Once you have defined the engineered system and barriers, use the 3-plane diagram as a tool to illustrate the tasks that are needed to address or remove the barriers, integrate and assemble prototypes, and demonstrate performance milestones.

The important thing is that the diagram should be developed via a top-down thought process. Starting with your conceptualization of the engineered system(s) vision, articulate the performance requirements that must be designed into the system for the vision to become real. These requirements are conveyed down to the fundamental plane and used for project planning as shown in the figure.

  • Ask yourself which requirements can be realized immediately using off the shelf technology (OTS)?
  • Which requirements need the development of a work-around?

You can move swiftly into development for those projects using OTS technology. The so-called “work-around” requirements require research on physical systems, materials systems, devices, essential hardware, software, or networking systems, that are needed to find a way to remove the barriers you have identified. In this way, the system level requirements are used to drive the selection of research projects in both the fundamental and enabling technology planes. In the diagram, the research outcomes from the fundamental plane are fed upward into activities in the enabling plane and/or the systems plane to modify the outcome of performance demonstrations at these other levels. It is a feedback loop, so the outcome data from demonstrations is fed back down to aid the direction of research projects and assist in design improvements.
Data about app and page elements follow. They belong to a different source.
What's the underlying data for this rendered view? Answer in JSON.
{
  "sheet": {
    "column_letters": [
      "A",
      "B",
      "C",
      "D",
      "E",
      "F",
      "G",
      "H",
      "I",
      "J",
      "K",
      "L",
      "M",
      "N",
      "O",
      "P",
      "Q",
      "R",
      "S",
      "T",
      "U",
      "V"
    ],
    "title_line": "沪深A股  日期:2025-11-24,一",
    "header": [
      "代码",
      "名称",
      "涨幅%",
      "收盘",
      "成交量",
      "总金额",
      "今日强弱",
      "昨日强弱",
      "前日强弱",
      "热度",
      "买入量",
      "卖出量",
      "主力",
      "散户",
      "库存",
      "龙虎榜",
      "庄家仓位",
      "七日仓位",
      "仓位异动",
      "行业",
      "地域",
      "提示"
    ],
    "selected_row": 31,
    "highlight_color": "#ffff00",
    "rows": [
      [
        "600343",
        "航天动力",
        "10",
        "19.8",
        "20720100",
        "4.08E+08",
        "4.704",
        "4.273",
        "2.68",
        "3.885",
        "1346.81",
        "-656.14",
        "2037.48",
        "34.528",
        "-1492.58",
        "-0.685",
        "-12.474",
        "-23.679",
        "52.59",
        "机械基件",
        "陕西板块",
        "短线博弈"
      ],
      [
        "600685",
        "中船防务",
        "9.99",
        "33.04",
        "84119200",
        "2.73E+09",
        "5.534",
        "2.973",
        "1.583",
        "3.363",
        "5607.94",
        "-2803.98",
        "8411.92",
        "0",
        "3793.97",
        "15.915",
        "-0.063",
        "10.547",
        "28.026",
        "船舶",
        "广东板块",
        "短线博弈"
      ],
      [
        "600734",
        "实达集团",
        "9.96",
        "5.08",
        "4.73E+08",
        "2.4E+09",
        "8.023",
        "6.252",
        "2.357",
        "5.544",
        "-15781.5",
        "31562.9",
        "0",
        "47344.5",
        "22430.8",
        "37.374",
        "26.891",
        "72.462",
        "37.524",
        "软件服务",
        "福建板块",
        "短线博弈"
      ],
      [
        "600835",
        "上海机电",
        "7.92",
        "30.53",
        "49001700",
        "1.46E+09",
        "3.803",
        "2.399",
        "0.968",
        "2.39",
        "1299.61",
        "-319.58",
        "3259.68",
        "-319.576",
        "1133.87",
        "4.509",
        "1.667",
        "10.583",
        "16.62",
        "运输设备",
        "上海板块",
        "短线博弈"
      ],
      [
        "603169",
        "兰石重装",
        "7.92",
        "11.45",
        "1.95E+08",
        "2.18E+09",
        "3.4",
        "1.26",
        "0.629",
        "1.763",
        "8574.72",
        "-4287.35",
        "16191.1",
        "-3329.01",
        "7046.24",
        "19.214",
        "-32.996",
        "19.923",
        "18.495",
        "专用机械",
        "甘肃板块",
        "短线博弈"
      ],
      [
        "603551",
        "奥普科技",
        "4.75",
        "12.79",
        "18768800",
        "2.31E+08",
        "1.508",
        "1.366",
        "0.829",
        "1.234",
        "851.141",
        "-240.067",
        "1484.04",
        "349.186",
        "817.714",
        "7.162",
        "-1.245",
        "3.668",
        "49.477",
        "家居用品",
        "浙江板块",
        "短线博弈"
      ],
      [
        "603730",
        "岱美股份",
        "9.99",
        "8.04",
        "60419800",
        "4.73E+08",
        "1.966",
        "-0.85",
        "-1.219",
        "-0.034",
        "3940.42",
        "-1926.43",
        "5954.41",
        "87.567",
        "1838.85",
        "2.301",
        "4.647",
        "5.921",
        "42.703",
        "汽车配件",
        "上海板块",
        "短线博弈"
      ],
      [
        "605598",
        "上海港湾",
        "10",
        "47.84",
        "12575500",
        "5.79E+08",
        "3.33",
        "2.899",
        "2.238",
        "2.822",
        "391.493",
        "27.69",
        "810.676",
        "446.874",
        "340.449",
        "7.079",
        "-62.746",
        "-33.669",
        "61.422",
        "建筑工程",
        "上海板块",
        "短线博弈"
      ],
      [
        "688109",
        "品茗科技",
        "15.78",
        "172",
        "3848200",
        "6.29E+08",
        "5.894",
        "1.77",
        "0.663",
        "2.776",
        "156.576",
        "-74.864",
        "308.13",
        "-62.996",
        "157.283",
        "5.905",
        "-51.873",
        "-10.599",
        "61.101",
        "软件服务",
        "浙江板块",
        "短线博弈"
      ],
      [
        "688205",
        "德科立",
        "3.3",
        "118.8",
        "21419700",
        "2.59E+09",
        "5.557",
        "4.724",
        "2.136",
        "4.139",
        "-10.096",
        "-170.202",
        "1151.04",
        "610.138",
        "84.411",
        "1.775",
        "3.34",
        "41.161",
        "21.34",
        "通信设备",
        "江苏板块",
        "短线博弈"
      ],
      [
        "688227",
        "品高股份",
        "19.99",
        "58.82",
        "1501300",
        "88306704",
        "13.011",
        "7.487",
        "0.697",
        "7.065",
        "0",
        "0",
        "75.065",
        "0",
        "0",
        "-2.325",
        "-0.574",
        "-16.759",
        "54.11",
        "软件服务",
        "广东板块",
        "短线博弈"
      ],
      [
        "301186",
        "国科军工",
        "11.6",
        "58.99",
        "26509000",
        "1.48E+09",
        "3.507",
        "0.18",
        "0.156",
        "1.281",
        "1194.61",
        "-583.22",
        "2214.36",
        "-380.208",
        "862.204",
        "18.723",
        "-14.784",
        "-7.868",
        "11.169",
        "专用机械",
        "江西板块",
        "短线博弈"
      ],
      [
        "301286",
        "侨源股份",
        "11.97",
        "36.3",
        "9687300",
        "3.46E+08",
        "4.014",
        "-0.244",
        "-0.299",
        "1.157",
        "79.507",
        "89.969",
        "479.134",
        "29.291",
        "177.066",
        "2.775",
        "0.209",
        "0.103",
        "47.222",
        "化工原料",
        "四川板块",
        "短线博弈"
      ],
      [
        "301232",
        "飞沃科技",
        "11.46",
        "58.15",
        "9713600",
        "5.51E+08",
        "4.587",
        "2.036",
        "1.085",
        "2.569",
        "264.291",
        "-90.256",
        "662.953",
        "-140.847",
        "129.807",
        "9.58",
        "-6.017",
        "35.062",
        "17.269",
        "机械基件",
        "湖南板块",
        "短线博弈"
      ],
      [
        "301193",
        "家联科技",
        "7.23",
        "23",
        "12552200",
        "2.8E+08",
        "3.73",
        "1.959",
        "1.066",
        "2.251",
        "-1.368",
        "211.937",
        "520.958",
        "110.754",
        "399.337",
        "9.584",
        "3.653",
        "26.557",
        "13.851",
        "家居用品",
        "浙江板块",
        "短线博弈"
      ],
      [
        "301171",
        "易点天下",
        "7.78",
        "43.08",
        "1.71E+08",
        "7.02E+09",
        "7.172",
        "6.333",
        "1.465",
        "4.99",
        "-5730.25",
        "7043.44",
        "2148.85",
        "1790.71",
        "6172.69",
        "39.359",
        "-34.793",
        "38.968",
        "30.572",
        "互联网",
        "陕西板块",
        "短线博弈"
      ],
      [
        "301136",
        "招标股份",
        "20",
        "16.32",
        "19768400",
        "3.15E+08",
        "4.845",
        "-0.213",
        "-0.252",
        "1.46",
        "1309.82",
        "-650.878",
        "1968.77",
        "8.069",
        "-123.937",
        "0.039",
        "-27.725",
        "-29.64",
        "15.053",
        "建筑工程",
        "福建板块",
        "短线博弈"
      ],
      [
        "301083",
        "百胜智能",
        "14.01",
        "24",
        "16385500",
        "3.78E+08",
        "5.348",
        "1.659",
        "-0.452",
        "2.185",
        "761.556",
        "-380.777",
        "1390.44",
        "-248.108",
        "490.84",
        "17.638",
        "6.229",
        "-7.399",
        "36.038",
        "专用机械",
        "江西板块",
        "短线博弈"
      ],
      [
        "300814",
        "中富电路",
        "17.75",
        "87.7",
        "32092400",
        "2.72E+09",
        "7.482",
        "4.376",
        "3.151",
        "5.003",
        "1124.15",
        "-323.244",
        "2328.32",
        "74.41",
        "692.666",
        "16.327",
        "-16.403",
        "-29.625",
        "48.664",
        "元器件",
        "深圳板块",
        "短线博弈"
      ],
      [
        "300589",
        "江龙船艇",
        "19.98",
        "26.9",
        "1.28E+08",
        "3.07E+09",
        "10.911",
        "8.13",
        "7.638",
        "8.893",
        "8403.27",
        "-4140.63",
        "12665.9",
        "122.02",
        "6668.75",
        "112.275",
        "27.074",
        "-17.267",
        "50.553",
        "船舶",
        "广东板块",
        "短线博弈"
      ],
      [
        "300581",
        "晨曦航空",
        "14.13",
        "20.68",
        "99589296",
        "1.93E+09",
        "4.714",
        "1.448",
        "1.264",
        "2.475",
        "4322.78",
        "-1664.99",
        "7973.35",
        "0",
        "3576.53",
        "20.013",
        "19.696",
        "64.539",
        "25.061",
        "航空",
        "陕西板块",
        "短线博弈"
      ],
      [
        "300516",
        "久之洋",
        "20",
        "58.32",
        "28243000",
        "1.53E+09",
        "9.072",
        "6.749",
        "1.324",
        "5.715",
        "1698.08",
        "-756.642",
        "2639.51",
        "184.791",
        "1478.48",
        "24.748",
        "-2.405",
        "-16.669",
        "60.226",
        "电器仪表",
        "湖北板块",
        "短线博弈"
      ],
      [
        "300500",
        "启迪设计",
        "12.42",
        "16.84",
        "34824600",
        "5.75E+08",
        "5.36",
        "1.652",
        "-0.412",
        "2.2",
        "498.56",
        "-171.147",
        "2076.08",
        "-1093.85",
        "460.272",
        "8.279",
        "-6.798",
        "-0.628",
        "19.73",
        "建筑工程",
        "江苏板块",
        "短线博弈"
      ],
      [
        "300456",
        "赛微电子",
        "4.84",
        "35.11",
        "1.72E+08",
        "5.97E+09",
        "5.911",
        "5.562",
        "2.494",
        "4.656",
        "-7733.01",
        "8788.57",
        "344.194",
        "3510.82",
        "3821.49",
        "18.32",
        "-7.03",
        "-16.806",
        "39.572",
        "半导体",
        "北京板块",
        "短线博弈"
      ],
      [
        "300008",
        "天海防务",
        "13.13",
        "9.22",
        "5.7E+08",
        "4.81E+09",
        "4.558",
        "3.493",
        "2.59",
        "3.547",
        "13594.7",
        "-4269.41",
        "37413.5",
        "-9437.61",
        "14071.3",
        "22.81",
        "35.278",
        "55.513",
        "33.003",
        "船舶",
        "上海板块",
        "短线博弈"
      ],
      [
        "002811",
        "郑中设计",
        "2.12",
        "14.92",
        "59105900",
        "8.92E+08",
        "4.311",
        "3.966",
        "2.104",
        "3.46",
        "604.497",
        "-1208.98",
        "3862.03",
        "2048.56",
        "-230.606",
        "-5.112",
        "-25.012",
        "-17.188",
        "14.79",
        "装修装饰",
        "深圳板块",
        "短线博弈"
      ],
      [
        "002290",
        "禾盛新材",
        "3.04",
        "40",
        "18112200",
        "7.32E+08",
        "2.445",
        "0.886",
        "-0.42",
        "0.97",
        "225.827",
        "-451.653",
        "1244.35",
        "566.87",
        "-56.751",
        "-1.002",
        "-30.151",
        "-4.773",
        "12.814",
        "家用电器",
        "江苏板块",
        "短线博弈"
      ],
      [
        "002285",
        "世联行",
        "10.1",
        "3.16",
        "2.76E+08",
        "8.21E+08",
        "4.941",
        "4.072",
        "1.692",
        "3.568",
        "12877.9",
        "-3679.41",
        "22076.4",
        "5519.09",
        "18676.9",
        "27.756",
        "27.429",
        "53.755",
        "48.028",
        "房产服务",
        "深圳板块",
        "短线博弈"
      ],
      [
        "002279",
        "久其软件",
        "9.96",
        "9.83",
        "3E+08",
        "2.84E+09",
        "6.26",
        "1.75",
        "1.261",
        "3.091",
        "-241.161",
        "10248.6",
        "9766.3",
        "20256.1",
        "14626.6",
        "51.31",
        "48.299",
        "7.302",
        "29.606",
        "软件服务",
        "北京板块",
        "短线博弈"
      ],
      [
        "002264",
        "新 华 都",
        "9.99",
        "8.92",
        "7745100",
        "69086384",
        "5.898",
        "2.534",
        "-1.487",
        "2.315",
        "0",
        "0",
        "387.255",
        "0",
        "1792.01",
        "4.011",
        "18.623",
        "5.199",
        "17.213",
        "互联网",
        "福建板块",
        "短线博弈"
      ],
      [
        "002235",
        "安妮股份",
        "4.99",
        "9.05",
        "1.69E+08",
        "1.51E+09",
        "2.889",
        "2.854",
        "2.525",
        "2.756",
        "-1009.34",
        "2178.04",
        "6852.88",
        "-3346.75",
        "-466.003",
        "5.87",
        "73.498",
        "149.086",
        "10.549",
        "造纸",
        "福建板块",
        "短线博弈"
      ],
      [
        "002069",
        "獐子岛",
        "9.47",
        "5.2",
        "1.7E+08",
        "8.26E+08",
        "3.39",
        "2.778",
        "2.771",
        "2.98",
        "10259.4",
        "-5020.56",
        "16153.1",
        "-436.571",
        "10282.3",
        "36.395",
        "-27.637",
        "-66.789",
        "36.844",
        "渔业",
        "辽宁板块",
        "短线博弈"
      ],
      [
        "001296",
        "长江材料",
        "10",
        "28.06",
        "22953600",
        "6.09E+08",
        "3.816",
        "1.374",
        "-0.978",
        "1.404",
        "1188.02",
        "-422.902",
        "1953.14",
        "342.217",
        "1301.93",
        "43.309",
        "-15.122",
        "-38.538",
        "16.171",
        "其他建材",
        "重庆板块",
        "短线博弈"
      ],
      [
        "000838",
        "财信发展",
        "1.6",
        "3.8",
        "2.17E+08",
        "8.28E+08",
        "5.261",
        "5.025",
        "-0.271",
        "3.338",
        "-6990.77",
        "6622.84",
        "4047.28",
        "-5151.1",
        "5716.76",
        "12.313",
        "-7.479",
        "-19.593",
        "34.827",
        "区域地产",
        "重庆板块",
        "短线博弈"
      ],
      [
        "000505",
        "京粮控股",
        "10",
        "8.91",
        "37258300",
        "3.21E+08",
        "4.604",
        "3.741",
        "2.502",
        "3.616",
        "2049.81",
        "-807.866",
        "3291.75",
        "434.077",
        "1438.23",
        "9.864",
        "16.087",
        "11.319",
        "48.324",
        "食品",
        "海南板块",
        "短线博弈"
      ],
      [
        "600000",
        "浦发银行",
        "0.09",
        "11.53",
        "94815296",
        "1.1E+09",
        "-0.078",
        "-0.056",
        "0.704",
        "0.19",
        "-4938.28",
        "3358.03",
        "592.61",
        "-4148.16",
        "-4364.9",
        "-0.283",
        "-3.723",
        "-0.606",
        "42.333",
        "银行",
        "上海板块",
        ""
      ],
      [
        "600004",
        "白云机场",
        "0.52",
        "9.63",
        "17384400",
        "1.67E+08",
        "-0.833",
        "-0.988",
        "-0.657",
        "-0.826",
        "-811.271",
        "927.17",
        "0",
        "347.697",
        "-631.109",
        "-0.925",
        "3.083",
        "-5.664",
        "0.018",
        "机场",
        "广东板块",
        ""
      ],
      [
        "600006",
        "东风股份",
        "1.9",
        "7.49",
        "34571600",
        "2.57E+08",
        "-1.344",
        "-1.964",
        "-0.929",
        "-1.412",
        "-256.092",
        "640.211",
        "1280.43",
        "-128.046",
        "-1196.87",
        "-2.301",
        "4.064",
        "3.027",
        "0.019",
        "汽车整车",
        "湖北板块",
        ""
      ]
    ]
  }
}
On the right side of each level in the diagram the barriers to actualization of the vision are listed.  Expect there to be barriers at all three planes: the fundamental, enabling technology, and system level planes. The “societal impact” mandate of the Gen-4 ERC means that you should be seeking input on requirements from industry and non-industry stakeholders. Therefore, at the system level where stakeholder input is received, legal, policy, or regulatory barriers may also need to be identified; especially if they will impact the ability to deploy the technology or are important for measuring the proposed impact on society. You should especially seek out feedback from entities that might perceive a potential negative impact, to help you identify potential unintended consequences.

A good 3-plane diagram is one that a disinterested third party, who has read the ERC vision statement, can look at and paraphrase what the main research efforts will be, the barriers of concern, and the types of testbeds or prototypes that will be used to demonstrate key concepts.

In summary, the steps to structuring a good strategic plan are:

  1. Start with a compelling vision.
  2. Develop a 3-plane strategic diagram that can be easily read by third-party strangers.
  3. Distill key concepts via short descriptive phrases.
  4. Fonts and images should be easy to read and interpret; photo images should have good resolution.
  5. Make sure the Engineered system is clearly defined and described.